“Good ECEC law” unfortunately is not a good ECEC law

[18. 9. 2018] On the occasion of the “Gute-Kita-Gesetz” (Good Childcare Act), which is to be passed by the Federal Cabinet tomorrow, the organisations within the Association of German Family Organisations regret that the government is missing its targets with its draft bill.

“With good intentions, the Minister of Family Affairs has once set out to improve the provision of day care for children throughout Germany. This is urgently needed so that child day care can really meet the demands regarding early childhood education. However, the present draft of a “Good Childcare Act” shows that the federal government does not have a clear goal in mind,” says the chair of the AGF, Stefan Becker.

The family organisations are missing several elements in the draft that have been under discussion in recent months. Especially in view of the different framework conditions in the federal states, it is necessary to introduce binding, nationwide uniform and scientifically based standards as a common goal. This is a demand that is supported by 34 organisations, associations, childcare providers and trade unions. With the government’s proposal, however, it would remain completely unclear whether the current regulations can really lead to a reduction of the considerable differences between the respective federal states.

A better control by the federal government and higher financial resources are needed. Several studies, as well as the results of their own work, which the natinal level and the Länder jointly achieved last year, show a significantly higher overall financial need. A current study by the Bertelsmann Foundation assumes 6.7 billion euros/year in addition to the planned federal funding for the national level, the Länder and the municipalities. In addition, the draft law stipulates that the funding will expire in 2022. “This is an invitation to the federal states to fall into the usual ‘projectitis’ without achieving a permanent increase in quality. Creating and maintaining really good day care facilities is a permanent task and not one that will be completed by the end of 2022,” emphasises Stefan Becker. From the point of view of the family organisations, it is absolutely necessary that the federal government contributes at least five billion euros per year on a permanent basis.
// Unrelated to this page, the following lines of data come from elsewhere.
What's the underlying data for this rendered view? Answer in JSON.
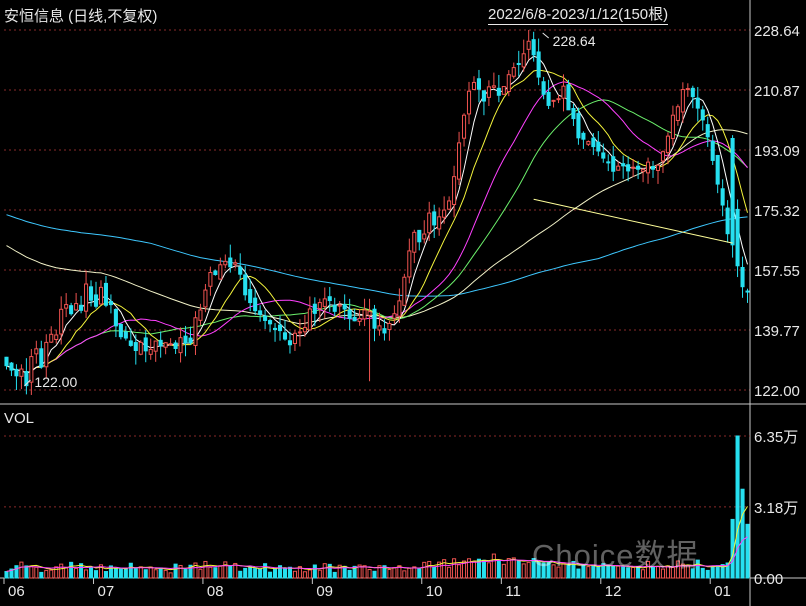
{
  "header": {
    "stock_name": "安恒信息 (日线,不复权)",
    "date_range": "2022/6/8-2023/1/12(150根)"
  },
  "volume_pane": {
    "label": "VOL"
  },
  "watermark": "Choice数据",
  "colors": {
    "up": "#ef5350",
    "down": "#26e0f0",
    "ma5": "#ffffff",
    "ma10": "#f5f53c",
    "ma20": "#ff40ff",
    "ma30": "#6cf06c",
    "ma60": "#f2f2c8",
    "ma120": "#3ec8ff",
    "trendline": "#ffff99",
    "grid": "#8a2a2a"
  },
  "chart_data": [
    {
      "type": "candlestick",
      "title": "安恒信息 (日线,不复权)",
      "period": "2022/6/8-2023/1/12",
      "bars": 150,
      "y_ticks": [
        "228.64",
        "210.87",
        "193.09",
        "175.32",
        "157.55",
        "139.77",
        "122.00"
      ],
      "ylim": [
        122.0,
        228.64
      ],
      "x_ticks": [
        "06",
        "07",
        "08",
        "09",
        "10",
        "11",
        "12",
        "01"
      ],
      "high_annotation": "228.64",
      "low_annotation": "122.00",
      "grid": true,
      "ohlc_source": "approximated from image",
      "trendline": {
        "from_month": "11",
        "to": "01",
        "y_start": 178.5,
        "y_end": 165.5
      },
      "closes": [
        129.2,
        127.9,
        126.2,
        128.2,
        123.3,
        131.9,
        134.2,
        128.8,
        136.1,
        138.5,
        138.3,
        145.9,
        147.3,
        144.6,
        147.6,
        145.6,
        153.4,
        148.6,
        146.8,
        152.4,
        147.1,
        147.3,
        141.0,
        137.8,
        137.4,
        135.2,
        133.7,
        136.1,
        133.6,
        134.0,
        136.5,
        135.1,
        136.0,
        135.7,
        134.3,
        137.5,
        135.9,
        136.0,
        143.4,
        145.7,
        151.6,
        156.8,
        156.2,
        159.1,
        160.1,
        158.5,
        159.7,
        156.3,
        150.2,
        147.9,
        145.5,
        144.4,
        142.6,
        141.6,
        139.9,
        139.6,
        137.1,
        135.4,
        138.8,
        139.2,
        140.5,
        146.0,
        144.7,
        147.9,
        149.0,
        148.5,
        145.3,
        147.2,
        146.0,
        143.2,
        142.5,
        143.2,
        145.7,
        145.2,
        140.3,
        141.0,
        138.9,
        141.7,
        144.6,
        148.4,
        155.4,
        163.2,
        168.7,
        165.9,
        168.2,
        174.4,
        170.9,
        173.3,
        175.3,
        178.0,
        185.2,
        195.2,
        203.4,
        210.5,
        213.1,
        211.1,
        207.6,
        211.8,
        212.1,
        209.3,
        211.9,
        215.4,
        217.5,
        218.7,
        221.6,
        225.3,
        221.3,
        214.7,
        209.6,
        206.3,
        207.8,
        208.3,
        212.0,
        205.0,
        202.4,
        196.7,
        196.3,
        195.6,
        194.1,
        192.8,
        190.7,
        189.5,
        186.8,
        188.3,
        188.4,
        186.9,
        188.0,
        187.4,
        187.3,
        189.5,
        187.4,
        188.6,
        192.6,
        197.2,
        203.4,
        205.9,
        211.0,
        211.3,
        208.9,
        205.5,
        202.0,
        197.0,
        190.0,
        183.0,
        176.8,
        168.3,
        165.0,
        158.8,
        152.6,
        151.3
      ],
      "price_series_available": false
    },
    {
      "type": "bar",
      "title": "VOL",
      "y_ticks": [
        "6.35万",
        "3.18万",
        "0.00"
      ],
      "ylim": [
        0,
        6.35
      ],
      "unit": "万",
      "values_source": "approximated from image",
      "values": [
        0.29,
        0.4,
        0.55,
        0.71,
        0.54,
        0.53,
        0.48,
        0.25,
        0.34,
        0.35,
        0.5,
        0.62,
        0.45,
        0.7,
        0.43,
        0.64,
        0.36,
        0.48,
        0.33,
        0.59,
        0.29,
        0.54,
        0.42,
        0.4,
        0.41,
        0.66,
        0.42,
        0.5,
        0.37,
        0.49,
        0.37,
        0.45,
        0.34,
        0.23,
        0.62,
        0.56,
        0.39,
        0.57,
        0.67,
        0.39,
        0.74,
        0.48,
        0.46,
        0.55,
        0.72,
        0.55,
        0.65,
        0.3,
        0.43,
        0.51,
        0.42,
        0.38,
        0.64,
        0.26,
        0.4,
        0.55,
        0.45,
        0.48,
        0.3,
        0.51,
        0.28,
        0.36,
        0.58,
        0.35,
        0.64,
        0.61,
        0.25,
        0.57,
        0.52,
        0.34,
        0.52,
        0.58,
        0.55,
        0.38,
        0.3,
        0.55,
        0.55,
        0.38,
        0.47,
        0.55,
        0.32,
        0.45,
        0.5,
        0.4,
        0.7,
        0.74,
        0.48,
        0.71,
        0.82,
        0.48,
        0.86,
        0.59,
        0.76,
        0.86,
        0.73,
        0.84,
        0.79,
        0.68,
        1.07,
        0.76,
        0.61,
        0.87,
        0.9,
        0.76,
        0.63,
        0.7,
        0.87,
        0.72,
        0.67,
        0.7,
        0.59,
        0.49,
        0.68,
        0.59,
        0.74,
        0.4,
        0.59,
        0.51,
        0.56,
        0.49,
        0.64,
        0.56,
        0.52,
        0.53,
        0.49,
        0.46,
        0.47,
        0.47,
        0.37,
        0.74,
        0.52,
        0.52,
        0.4,
        0.54,
        0.47,
        0.76,
        0.62,
        0.55,
        0.41,
        0.8,
        0.43,
        0.34,
        0.53,
        0.55,
        0.6,
        0.67,
        2.62,
        6.35,
        3.97,
        2.4
      ]
    }
  ]
}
In this context, the family associations also clearly position themselves in favour of giving priority to improving the quality of day-care centres over the general abolition of day-care centre fees. However, since no child should be excluded from attending a day-care centre for financial reasons, the family organisations welcome the planned improvement of the social scaling of parental contributions.
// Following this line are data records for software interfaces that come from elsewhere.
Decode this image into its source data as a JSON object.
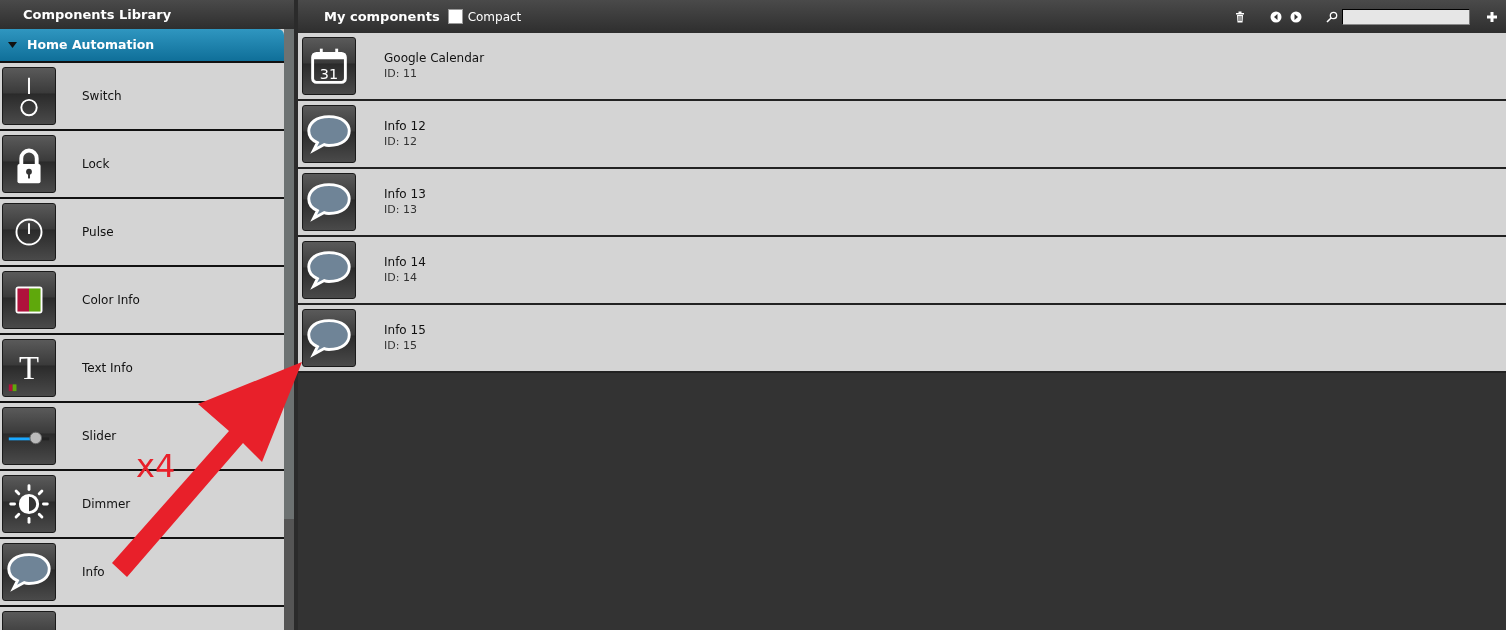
{
  "left_panel": {
    "title": "Components Library",
    "category": {
      "label": "Home Automation",
      "expanded": true
    },
    "items": [
      {
        "kind": "switch",
        "label": "Switch"
      },
      {
        "kind": "lock",
        "label": "Lock"
      },
      {
        "kind": "pulse",
        "label": "Pulse"
      },
      {
        "kind": "color",
        "label": "Color Info"
      },
      {
        "kind": "text",
        "glyph": "T",
        "label": "Text Info"
      },
      {
        "kind": "slider",
        "label": "Slider"
      },
      {
        "kind": "dimmer",
        "label": "Dimmer"
      },
      {
        "kind": "info",
        "label": "Info"
      },
      {
        "kind": "blank"
      }
    ]
  },
  "right_panel": {
    "title": "My components",
    "compact": {
      "label": "Compact",
      "checked": false
    },
    "components": [
      {
        "kind": "calendar",
        "glyph": "31",
        "name": "Google Calendar",
        "id_text": "ID: 11"
      },
      {
        "kind": "info",
        "name": "Info 12",
        "id_text": "ID: 12"
      },
      {
        "kind": "info",
        "name": "Info 13",
        "id_text": "ID: 13"
      },
      {
        "kind": "info",
        "name": "Info 14",
        "id_text": "ID: 14"
      },
      {
        "kind": "info",
        "name": "Info 15",
        "id_text": "ID: 15"
      }
    ]
  },
  "annotation": {
    "label": "x4"
  }
}
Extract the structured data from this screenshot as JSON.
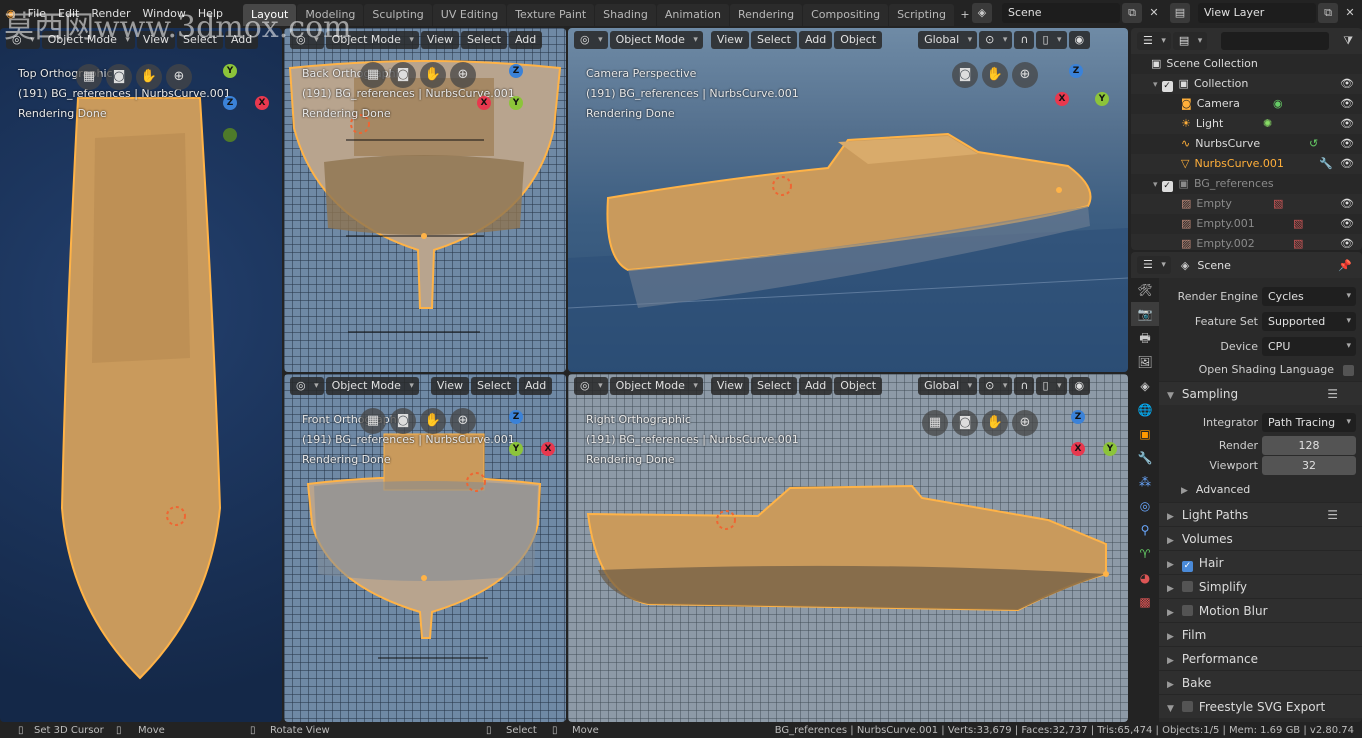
{
  "topbar": {
    "menus": [
      "File",
      "Edit",
      "Render",
      "Window",
      "Help"
    ],
    "workspaces": [
      "Layout",
      "Modeling",
      "Sculpting",
      "UV Editing",
      "Texture Paint",
      "Shading",
      "Animation",
      "Rendering",
      "Compositing",
      "Scripting"
    ],
    "active_workspace": "Layout",
    "scene": "Scene",
    "view_layer": "View Layer"
  },
  "watermark": "莫西网www.3dmox.com",
  "viewports": {
    "top": {
      "mode": "Object Mode",
      "menus": [
        "View",
        "Select",
        "Add"
      ],
      "name": "Top Orthographic",
      "info": "(191) BG_references | NurbsCurve.001",
      "status": "Rendering Done"
    },
    "back": {
      "mode": "Object Mode",
      "menus": [
        "View",
        "Select",
        "Add"
      ],
      "name": "Back Orthographic",
      "info": "(191) BG_references | NurbsCurve.001",
      "status": "Rendering Done"
    },
    "camera": {
      "mode": "Object Mode",
      "menus": [
        "View",
        "Select",
        "Add",
        "Object"
      ],
      "orientation": "Global",
      "name": "Camera Perspective",
      "info": "(191) BG_references | NurbsCurve.001",
      "status": "Rendering Done"
    },
    "front": {
      "mode": "Object Mode",
      "menus": [
        "View",
        "Select",
        "Add"
      ],
      "name": "Front Orthographic",
      "info": "(191) BG_references | NurbsCurve.001",
      "status": "Rendering Done"
    },
    "right": {
      "mode": "Object Mode",
      "menus": [
        "View",
        "Select",
        "Add",
        "Object"
      ],
      "orientation": "Global",
      "name": "Right Orthographic",
      "info": "(191) BG_references | NurbsCurve.001",
      "status": "Rendering Done"
    }
  },
  "gizmo": {
    "x": "X",
    "y": "Y",
    "z": "Z"
  },
  "outliner": {
    "search_placeholder": "",
    "rows": [
      {
        "label": "Scene Collection",
        "indent": 0
      },
      {
        "label": "Collection",
        "indent": 1
      },
      {
        "label": "Camera",
        "indent": 2
      },
      {
        "label": "Light",
        "indent": 2
      },
      {
        "label": "NurbsCurve",
        "indent": 2
      },
      {
        "label": "NurbsCurve.001",
        "indent": 2
      },
      {
        "label": "BG_references",
        "indent": 1
      },
      {
        "label": "Empty",
        "indent": 2
      },
      {
        "label": "Empty.001",
        "indent": 2
      },
      {
        "label": "Empty.002",
        "indent": 2
      }
    ]
  },
  "properties": {
    "context": "Scene",
    "render_engine_label": "Render Engine",
    "render_engine": "Cycles",
    "feature_set_label": "Feature Set",
    "feature_set": "Supported",
    "device_label": "Device",
    "device": "CPU",
    "osl_label": "Open Shading Language",
    "sampling": "Sampling",
    "integrator_label": "Integrator",
    "integrator": "Path Tracing",
    "render_label": "Render",
    "render_samples": "128",
    "viewport_label": "Viewport",
    "viewport_samples": "32",
    "advanced": "Advanced",
    "panels": [
      "Light Paths",
      "Volumes",
      "Hair",
      "Simplify",
      "Motion Blur",
      "Film",
      "Performance",
      "Bake",
      "Freestyle SVG Export"
    ]
  },
  "statusbar": {
    "set_cursor": "Set 3D Cursor",
    "move1": "Move",
    "rotate": "Rotate View",
    "select": "Select",
    "move2": "Move",
    "stats": "BG_references | NurbsCurve.001 | Verts:33,679 | Faces:32,737 | Tris:65,474 | Objects:1/5 | Mem: 1.69 GB | v2.80.74"
  },
  "colors": {
    "accent": "#ffaf3a",
    "active_tab": "#474747",
    "hull": "#c99a5c",
    "axis_x": "#e8384e",
    "axis_y": "#8cc43a",
    "axis_z": "#3b82d8"
  }
}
Finally, they are very critical of the fact that the funding is to be provided through a change in the Länder fiscal equalisation system. In this way, the federal government is depriving itself of any possibility to act in a controlling way – even the individual target agreements with the federal states would not change anything. Especially since the law could not come into force until all the federal states had signed such a target agreement.
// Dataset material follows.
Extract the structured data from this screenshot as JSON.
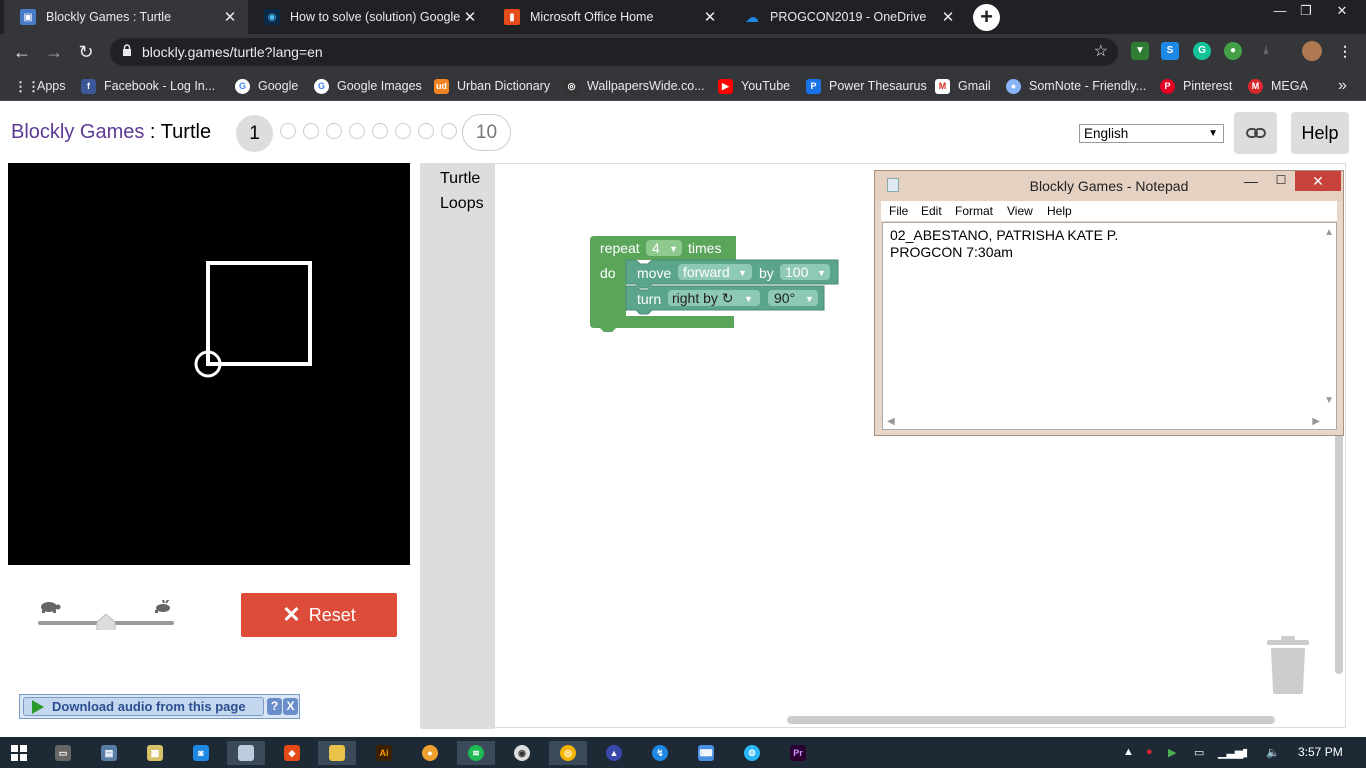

“All in all,” concludes Stefan Becker, “the goal of the law is correct, but it is not sufficiant to give the federal states a pot with too little money and a so-called “toolbox” without being able to even slightly steer what happens with the funds in the end.